* [Data supplied]:

* * * * * * * * *

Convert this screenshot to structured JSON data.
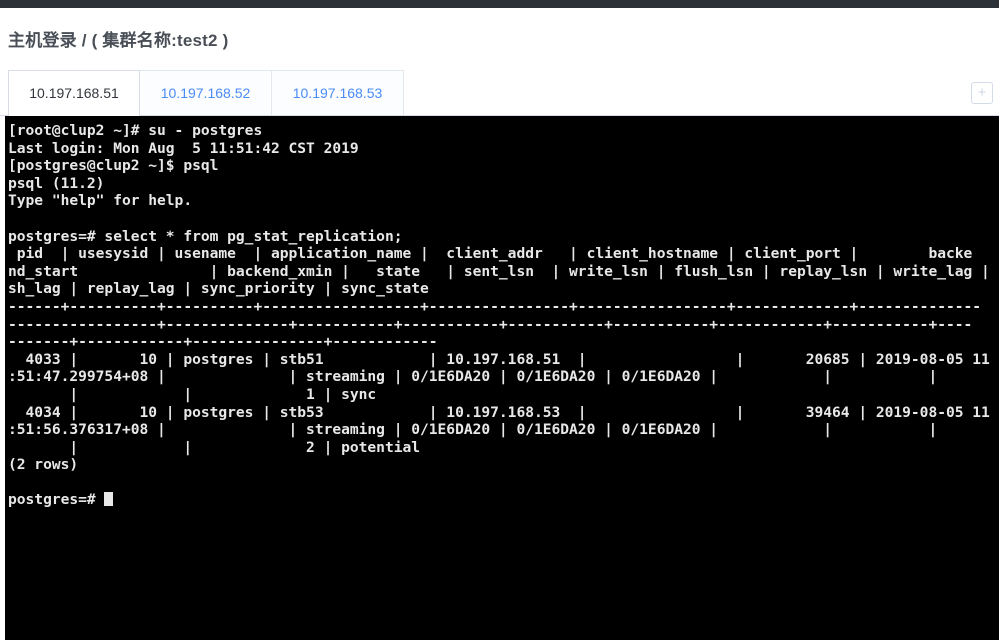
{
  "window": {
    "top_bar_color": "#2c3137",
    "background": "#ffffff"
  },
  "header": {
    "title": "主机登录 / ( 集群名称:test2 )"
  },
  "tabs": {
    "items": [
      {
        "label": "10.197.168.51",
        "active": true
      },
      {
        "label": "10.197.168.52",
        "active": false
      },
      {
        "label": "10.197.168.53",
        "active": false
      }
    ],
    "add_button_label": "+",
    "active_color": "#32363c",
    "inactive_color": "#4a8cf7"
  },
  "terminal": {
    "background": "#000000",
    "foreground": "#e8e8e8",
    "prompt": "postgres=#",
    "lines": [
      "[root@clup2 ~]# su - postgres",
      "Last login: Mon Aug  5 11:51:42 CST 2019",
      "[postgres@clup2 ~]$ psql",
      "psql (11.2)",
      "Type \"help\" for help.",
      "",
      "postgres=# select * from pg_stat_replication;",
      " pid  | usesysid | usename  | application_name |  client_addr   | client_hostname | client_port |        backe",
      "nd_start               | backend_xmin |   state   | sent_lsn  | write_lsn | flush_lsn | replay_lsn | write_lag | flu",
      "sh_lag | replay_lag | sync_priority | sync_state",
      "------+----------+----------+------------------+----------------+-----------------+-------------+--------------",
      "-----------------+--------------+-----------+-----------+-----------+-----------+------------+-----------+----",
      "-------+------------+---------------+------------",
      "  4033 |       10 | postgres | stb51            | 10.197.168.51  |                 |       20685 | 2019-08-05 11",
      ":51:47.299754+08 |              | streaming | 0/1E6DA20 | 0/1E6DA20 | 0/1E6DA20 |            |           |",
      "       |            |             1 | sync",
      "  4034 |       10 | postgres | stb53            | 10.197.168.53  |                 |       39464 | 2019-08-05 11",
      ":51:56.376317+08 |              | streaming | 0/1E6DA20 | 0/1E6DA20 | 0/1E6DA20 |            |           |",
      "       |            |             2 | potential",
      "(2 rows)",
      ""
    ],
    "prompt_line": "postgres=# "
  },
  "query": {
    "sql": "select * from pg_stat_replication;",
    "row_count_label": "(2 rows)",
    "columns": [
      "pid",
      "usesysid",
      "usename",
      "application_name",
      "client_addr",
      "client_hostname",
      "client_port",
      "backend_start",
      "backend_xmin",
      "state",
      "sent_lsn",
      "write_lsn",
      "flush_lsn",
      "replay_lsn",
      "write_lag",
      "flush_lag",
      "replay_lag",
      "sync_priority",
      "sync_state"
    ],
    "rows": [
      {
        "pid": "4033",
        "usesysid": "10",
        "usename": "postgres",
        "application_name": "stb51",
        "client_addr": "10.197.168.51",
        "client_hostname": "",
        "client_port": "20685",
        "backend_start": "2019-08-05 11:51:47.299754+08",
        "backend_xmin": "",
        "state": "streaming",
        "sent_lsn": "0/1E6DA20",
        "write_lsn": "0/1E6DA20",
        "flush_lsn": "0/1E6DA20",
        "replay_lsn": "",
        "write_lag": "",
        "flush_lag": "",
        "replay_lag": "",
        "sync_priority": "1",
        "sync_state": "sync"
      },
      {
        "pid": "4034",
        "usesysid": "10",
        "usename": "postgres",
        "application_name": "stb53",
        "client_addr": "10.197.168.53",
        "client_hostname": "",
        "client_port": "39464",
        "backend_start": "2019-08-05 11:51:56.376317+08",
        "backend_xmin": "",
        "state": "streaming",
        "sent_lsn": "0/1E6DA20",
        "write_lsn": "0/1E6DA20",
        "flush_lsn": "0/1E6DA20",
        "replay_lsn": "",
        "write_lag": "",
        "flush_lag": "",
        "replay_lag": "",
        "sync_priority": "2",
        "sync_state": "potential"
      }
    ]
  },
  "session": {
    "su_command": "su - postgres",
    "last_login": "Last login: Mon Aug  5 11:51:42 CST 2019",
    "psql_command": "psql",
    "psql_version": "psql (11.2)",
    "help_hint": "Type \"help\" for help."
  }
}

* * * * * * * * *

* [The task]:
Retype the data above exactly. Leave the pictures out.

* [Answer area]:
Convert this screenshot to structured JSON data.
{
  "window": {
    "top_bar_color": "#2c3137",
    "background": "#ffffff"
  },
  "header": {
    "title": "主机登录 / ( 集群名称:test2 )"
  },
  "tabs": {
    "items": [
      {
        "label": "10.197.168.51",
        "active": true
      },
      {
        "label": "10.197.168.52",
        "active": false
      },
      {
        "label": "10.197.168.53",
        "active": false
      }
    ],
    "add_button_label": "+",
    "active_color": "#32363c",
    "inactive_color": "#4a8cf7"
  },
  "terminal": {
    "background": "#000000",
    "foreground": "#e8e8e8",
    "prompt": "postgres=#",
    "lines": [
      "[root@clup2 ~]# su - postgres",
      "Last login: Mon Aug  5 11:51:42 CST 2019",
      "[postgres@clup2 ~]$ psql",
      "psql (11.2)",
      "Type \"help\" for help.",
      "",
      "postgres=# select * from pg_stat_replication;",
      " pid  | usesysid | usename  | application_name |  client_addr   | client_hostname | client_port |        backe",
      "nd_start               | backend_xmin |   state   | sent_lsn  | write_lsn | flush_lsn | replay_lsn | write_lag | flu",
      "sh_lag | replay_lag | sync_priority | sync_state",
      "------+----------+----------+------------------+----------------+-----------------+-------------+--------------",
      "-----------------+--------------+-----------+-----------+-----------+-----------+------------+-----------+----",
      "-------+------------+---------------+------------",
      "  4033 |       10 | postgres | stb51            | 10.197.168.51  |                 |       20685 | 2019-08-05 11",
      ":51:47.299754+08 |              | streaming | 0/1E6DA20 | 0/1E6DA20 | 0/1E6DA20 |            |           |",
      "       |            |             1 | sync",
      "  4034 |       10 | postgres | stb53            | 10.197.168.53  |                 |       39464 | 2019-08-05 11",
      ":51:56.376317+08 |              | streaming | 0/1E6DA20 | 0/1E6DA20 | 0/1E6DA20 |            |           |",
      "       |            |             2 | potential",
      "(2 rows)",
      ""
    ],
    "prompt_line": "postgres=# "
  },
  "query": {
    "sql": "select * from pg_stat_replication;",
    "row_count_label": "(2 rows)",
    "columns": [
      "pid",
      "usesysid",
      "usename",
      "application_name",
      "client_addr",
      "client_hostname",
      "client_port",
      "backend_start",
      "backend_xmin",
      "state",
      "sent_lsn",
      "write_lsn",
      "flush_lsn",
      "replay_lsn",
      "write_lag",
      "flush_lag",
      "replay_lag",
      "sync_priority",
      "sync_state"
    ],
    "rows": [
      {
        "pid": "4033",
        "usesysid": "10",
        "usename": "postgres",
        "application_name": "stb51",
        "client_addr": "10.197.168.51",
        "client_hostname": "",
        "client_port": "20685",
        "backend_start": "2019-08-05 11:51:47.299754+08",
        "backend_xmin": "",
        "state": "streaming",
        "sent_lsn": "0/1E6DA20",
        "write_lsn": "0/1E6DA20",
        "flush_lsn": "0/1E6DA20",
        "replay_lsn": "",
        "write_lag": "",
        "flush_lag": "",
        "replay_lag": "",
        "sync_priority": "1",
        "sync_state": "sync"
      },
      {
        "pid": "4034",
        "usesysid": "10",
        "usename": "postgres",
        "application_name": "stb53",
        "client_addr": "10.197.168.53",
        "client_hostname": "",
        "client_port": "39464",
        "backend_start": "2019-08-05 11:51:56.376317+08",
        "backend_xmin": "",
        "state": "streaming",
        "sent_lsn": "0/1E6DA20",
        "write_lsn": "0/1E6DA20",
        "flush_lsn": "0/1E6DA20",
        "replay_lsn": "",
        "write_lag": "",
        "flush_lag": "",
        "replay_lag": "",
        "sync_priority": "2",
        "sync_state": "potential"
      }
    ]
  },
  "session": {
    "su_command": "su - postgres",
    "last_login": "Last login: Mon Aug  5 11:51:42 CST 2019",
    "psql_command": "psql",
    "psql_version": "psql (11.2)",
    "help_hint": "Type \"help\" for help."
  }
}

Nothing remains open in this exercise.